This is where Apple have been really clever in iOS 9 and their rollout of information, as we had previously seen the capability to switch between Apps transparently, but it becomes very clear why this is so useful when we see ‘Peek and Pop’. For example the new Safari View Controller actually uses Safari to do the new rendering without launching it. Likewise the new hot-linking between Web Browser and Apps is seamless without any App loading or closing. This enables the Peak Preview to show you the a preview of a Web URL or Apple Map contained in an email, without having to clumsily swap between applications. This is built into a few of the native applications: email; web links in email; locations in email; and the camera.
The third is probably the most contentious. By clicking on an App icon within a 3D Touch device then you will be presented with a menu of options called Quick Actions. These actions allow you to use the App to quickly perform a given service – for example “Take a Selfie” is supported in the pre-installed Camera App. If you can anticipate between three and five common tasks that your App performs (typically the items within a menu shown in the first screen are good candidates) then you can offer these as Quick Actions either statically (in your app’s Info.plist file) or dynamically (using UIApplicationShortcutItem). A Quick Action can return a small amount of text and an optional icon.
The only downside to all of this wonderfulness is how Xcode 7 supports 3D Touch development. Sadly the Simulator in Xcode 7 does not support 3D Touch and neither does Interface Builder. That pretty much means you need to develop on the device for testing 3D Touch. It also adds a whole layer of entropy for automated testing using systems like Calabash.
As wonderful as iOS 9 is, and I truly believe it is wonderful now, the bottom line is that developers are going to face three issues:
- They will need to be doing a lot more on-device testing for 3D Touch and Multi-Tasking
- They will be increasingly going in different directions for iOS and Android development
- They will be increasingly waiting for cutting edge features to be supported in cross-platform solutions

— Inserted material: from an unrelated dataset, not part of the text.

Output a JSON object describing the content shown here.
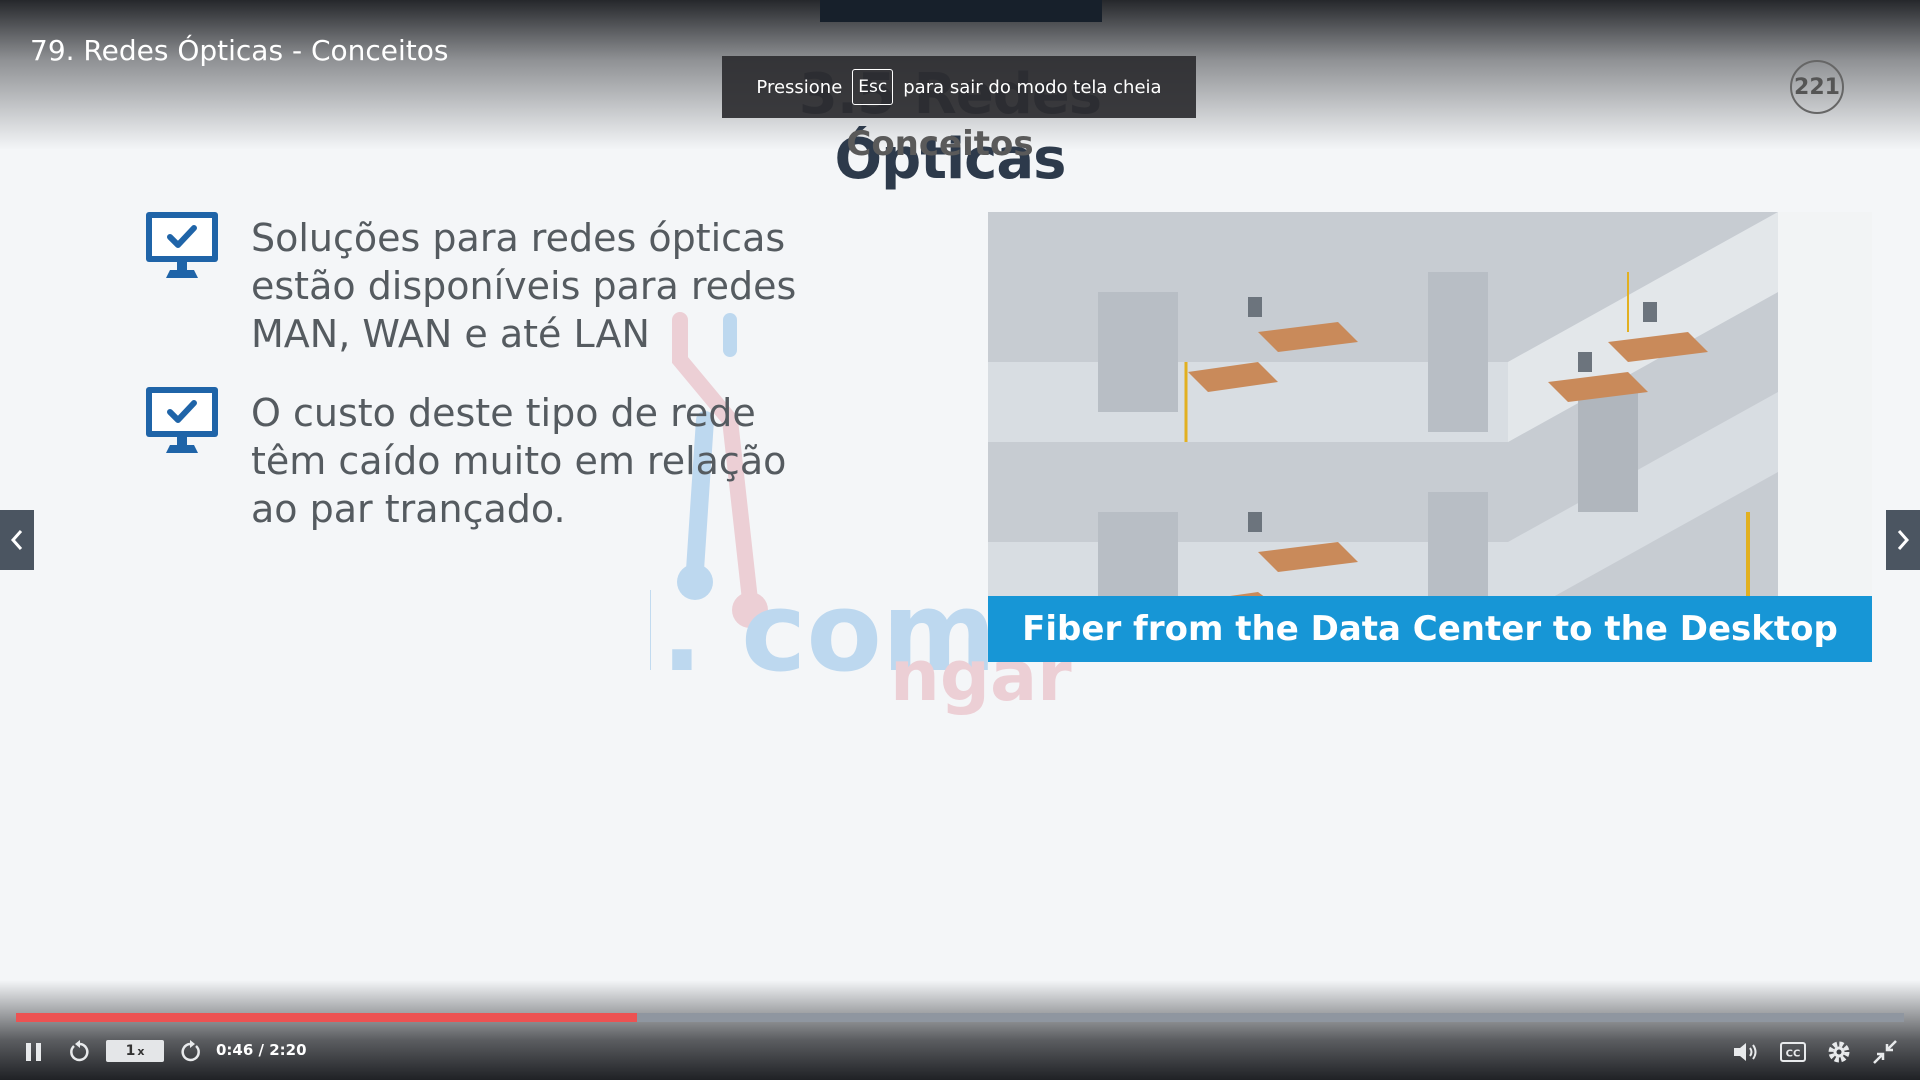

iOS 9 may go down in history as the operating system that finally broke cross platform development and actually differentiated between native Apps and HTML 5.